This issue tracker has been migrated to GitHub, and is currently read-only.
For more information, see the GitHub FAQs in the Python's Developer Guide.

Author neologix
Recipients Sebastian.Noack, asvetlov, christian.heimes, jyasskin, kristjan.jonsson, mklauber, neologix, pitrou, sbt
Date 2012-10-01.14:44:06
SpamBayes Score -1.0
Marked as misclassified Yes
Message-id <>
> The page also mentions a seqlock which looks interesting to me as
> it's fast for few writers with lots of readers.

A seqlock is suitable for consistent views of simple data structures (e.g. a counter in the Linux kernel), but it won't fly for a high-level language like Python.
The problem is that, despite its name, it's not a lock, but it's based on retries, which means that:
- the critical section must be idempotent (no side effect like incrementing a variable, or crediting a bank account :-)
- your critical section is simple enough so that it can tolerate inconsistent views, e.g.:

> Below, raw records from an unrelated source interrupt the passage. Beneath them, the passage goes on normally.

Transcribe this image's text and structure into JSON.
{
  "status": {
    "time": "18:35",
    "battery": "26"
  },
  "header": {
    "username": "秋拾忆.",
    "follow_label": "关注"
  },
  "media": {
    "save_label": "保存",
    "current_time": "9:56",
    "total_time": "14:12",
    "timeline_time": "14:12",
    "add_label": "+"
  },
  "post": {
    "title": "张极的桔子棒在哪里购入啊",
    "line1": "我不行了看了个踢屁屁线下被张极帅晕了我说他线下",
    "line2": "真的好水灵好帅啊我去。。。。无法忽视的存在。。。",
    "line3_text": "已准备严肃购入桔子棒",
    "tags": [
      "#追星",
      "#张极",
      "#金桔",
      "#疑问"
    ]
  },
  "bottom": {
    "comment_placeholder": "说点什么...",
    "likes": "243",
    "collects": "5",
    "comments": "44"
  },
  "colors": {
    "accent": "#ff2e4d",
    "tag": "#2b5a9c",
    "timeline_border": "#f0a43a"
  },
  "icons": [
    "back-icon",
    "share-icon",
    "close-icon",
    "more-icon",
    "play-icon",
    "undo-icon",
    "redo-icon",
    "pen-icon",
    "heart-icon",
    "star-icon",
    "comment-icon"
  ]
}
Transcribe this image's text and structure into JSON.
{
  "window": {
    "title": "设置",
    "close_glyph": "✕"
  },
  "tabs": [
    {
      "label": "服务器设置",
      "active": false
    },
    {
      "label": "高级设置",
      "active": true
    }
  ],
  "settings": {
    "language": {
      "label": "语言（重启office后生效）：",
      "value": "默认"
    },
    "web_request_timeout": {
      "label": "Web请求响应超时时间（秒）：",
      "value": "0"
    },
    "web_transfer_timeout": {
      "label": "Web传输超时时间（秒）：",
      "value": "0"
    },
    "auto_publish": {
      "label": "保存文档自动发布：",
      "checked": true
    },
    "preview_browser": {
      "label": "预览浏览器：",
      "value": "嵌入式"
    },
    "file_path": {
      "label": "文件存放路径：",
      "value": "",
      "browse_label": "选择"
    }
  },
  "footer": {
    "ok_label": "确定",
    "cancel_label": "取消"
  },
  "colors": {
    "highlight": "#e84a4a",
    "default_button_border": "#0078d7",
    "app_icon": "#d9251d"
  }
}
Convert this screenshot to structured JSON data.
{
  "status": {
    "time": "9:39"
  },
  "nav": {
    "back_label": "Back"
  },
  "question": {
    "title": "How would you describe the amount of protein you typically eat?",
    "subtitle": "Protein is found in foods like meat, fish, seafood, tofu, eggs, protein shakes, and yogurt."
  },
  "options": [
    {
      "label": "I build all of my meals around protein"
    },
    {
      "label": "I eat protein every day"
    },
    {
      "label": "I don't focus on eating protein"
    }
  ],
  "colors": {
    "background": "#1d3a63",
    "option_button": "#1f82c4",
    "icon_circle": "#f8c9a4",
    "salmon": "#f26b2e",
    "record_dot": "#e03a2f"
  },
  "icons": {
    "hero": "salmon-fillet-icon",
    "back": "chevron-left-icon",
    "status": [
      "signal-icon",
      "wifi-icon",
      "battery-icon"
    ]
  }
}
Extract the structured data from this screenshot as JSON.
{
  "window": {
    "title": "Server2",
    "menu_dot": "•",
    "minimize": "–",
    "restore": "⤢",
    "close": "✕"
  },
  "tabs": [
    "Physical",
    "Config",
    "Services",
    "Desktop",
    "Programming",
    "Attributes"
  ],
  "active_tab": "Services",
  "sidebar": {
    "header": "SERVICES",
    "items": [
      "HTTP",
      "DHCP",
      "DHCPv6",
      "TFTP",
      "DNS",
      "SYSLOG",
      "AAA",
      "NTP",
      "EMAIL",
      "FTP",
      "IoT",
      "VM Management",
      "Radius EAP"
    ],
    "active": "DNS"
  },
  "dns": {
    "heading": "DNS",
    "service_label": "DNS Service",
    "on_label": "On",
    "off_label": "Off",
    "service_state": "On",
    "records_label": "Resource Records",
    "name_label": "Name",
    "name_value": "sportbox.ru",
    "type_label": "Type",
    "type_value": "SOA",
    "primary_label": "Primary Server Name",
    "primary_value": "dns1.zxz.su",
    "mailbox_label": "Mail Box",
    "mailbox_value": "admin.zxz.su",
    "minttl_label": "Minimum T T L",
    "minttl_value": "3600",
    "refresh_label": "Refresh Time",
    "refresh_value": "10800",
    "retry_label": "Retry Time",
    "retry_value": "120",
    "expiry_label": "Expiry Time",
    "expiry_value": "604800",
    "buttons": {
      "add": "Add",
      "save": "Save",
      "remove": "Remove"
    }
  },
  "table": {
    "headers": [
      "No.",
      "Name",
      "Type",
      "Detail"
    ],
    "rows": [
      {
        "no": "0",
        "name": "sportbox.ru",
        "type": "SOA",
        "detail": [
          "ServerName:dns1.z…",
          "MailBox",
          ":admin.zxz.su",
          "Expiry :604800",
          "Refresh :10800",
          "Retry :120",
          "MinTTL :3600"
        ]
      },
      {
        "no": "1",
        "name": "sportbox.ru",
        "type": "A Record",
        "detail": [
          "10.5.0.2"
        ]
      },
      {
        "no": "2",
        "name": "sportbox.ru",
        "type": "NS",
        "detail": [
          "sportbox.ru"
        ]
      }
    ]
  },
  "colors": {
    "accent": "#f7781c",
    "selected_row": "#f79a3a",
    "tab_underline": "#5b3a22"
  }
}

with seqlock.rlock():
    z = 1/(x-y)

if the writer threads make sure that x!=y when they hold the seqlock, you can still, if you're unlucky, fall at the wrong time and x==y, then you get a nice ZeroDivisionError.

(And yes, you have the same kind of issues with transational memory, as well as others...).

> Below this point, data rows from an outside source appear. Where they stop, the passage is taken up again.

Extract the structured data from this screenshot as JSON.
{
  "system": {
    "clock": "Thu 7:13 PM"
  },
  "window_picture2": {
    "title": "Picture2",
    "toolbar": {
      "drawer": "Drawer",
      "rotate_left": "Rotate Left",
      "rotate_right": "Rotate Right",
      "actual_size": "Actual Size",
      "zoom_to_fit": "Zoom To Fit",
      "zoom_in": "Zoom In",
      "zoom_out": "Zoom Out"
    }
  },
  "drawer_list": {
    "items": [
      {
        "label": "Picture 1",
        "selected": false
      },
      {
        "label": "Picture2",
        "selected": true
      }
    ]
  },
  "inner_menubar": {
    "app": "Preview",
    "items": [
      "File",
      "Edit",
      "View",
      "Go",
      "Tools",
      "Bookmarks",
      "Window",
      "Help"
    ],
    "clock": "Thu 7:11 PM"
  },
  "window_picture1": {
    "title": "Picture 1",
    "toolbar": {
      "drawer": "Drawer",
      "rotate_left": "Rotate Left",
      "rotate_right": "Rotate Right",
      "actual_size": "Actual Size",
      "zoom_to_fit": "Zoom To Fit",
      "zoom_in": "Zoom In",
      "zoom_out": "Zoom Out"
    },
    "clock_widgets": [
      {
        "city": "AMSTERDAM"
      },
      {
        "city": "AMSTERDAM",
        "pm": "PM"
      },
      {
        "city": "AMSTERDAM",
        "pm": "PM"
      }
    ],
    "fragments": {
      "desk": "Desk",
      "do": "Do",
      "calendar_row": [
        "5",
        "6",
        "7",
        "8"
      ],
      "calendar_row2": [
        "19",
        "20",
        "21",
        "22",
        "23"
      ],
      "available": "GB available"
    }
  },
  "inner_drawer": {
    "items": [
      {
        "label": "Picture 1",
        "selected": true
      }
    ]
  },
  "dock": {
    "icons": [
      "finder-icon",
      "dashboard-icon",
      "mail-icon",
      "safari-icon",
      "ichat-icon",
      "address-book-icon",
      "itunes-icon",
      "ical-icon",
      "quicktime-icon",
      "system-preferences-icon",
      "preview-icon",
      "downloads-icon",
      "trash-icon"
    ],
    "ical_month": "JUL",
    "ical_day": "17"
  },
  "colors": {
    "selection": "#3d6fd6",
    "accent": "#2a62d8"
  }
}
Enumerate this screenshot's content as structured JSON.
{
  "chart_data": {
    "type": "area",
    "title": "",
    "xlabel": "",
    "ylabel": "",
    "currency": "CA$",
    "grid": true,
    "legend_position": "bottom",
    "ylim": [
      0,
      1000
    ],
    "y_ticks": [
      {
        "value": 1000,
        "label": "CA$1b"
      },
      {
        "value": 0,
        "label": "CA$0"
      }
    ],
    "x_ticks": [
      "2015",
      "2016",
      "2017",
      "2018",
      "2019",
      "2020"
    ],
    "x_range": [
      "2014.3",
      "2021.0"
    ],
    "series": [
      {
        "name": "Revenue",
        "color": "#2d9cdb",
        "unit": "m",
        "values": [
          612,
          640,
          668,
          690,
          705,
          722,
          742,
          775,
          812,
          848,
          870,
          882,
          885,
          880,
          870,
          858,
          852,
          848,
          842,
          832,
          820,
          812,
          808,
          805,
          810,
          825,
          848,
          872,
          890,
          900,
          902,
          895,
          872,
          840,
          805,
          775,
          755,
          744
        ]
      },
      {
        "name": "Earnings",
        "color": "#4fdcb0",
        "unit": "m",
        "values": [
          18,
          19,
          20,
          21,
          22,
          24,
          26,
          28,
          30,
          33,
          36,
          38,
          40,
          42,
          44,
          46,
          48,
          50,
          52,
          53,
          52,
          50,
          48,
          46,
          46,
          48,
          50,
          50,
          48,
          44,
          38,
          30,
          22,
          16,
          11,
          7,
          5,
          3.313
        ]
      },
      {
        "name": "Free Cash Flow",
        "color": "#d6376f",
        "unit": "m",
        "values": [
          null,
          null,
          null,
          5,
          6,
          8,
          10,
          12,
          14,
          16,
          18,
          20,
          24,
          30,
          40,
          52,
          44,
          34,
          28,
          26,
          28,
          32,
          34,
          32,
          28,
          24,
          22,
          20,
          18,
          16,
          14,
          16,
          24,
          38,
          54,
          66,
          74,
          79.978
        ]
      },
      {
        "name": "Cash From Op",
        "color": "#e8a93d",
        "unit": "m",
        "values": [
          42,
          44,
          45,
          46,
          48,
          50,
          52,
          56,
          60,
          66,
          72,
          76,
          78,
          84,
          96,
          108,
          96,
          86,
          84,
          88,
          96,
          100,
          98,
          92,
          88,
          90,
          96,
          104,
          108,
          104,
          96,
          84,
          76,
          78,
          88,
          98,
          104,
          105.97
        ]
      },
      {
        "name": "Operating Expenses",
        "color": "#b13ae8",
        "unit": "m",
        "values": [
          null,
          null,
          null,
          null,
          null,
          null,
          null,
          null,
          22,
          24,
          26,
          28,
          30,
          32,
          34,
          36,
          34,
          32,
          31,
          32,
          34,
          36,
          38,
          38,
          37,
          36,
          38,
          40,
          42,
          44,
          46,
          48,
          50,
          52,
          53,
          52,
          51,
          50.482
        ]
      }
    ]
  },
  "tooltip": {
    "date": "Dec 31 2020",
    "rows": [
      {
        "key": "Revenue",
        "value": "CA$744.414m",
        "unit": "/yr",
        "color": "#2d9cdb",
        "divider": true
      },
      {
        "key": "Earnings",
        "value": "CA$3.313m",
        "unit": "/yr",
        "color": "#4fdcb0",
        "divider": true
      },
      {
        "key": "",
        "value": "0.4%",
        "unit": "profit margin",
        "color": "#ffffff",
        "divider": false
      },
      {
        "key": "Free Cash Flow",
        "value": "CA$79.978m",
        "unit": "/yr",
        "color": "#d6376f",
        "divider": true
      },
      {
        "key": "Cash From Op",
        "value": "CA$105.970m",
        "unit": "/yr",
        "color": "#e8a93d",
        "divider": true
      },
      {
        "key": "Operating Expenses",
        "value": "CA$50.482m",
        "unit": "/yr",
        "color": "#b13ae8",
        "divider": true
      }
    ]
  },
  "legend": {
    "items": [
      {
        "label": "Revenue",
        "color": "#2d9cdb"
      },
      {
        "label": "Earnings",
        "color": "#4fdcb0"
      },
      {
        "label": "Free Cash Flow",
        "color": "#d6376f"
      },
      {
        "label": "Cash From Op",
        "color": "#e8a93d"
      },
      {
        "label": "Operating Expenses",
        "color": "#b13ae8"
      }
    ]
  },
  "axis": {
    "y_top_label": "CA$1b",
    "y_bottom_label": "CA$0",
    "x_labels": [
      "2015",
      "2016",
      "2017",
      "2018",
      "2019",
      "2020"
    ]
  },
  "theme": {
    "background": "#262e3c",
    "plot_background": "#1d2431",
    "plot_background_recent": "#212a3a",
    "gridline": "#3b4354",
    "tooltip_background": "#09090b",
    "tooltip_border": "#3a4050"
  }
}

Otherwise, having a rwlock would be a nice addition, but since the GIL serializes everything anyway, this isn't likely to benefit many situations (unless you do I/O, of course), on CPython at least.
That's why it's definitely important to have the equivalent for multiprocessing.

Also, I prefer reader-writer lock because that's how everyone calls it (not only POSIX), and RWLock looks better than SELock (well, at least to me).
Date User Action Args
2012-10-01 14:44:07neologixsetrecipients: + neologix, pitrou, kristjan.jonsson, christian.heimes, jyasskin, asvetlov, sbt, mklauber, Sebastian.Noack
2012-10-01 14:44:06neologixsetmessageid: <>
2012-10-01 14:44:06neologixlinkissue8800 messages
2012-10-01 14:44:06neologixcreate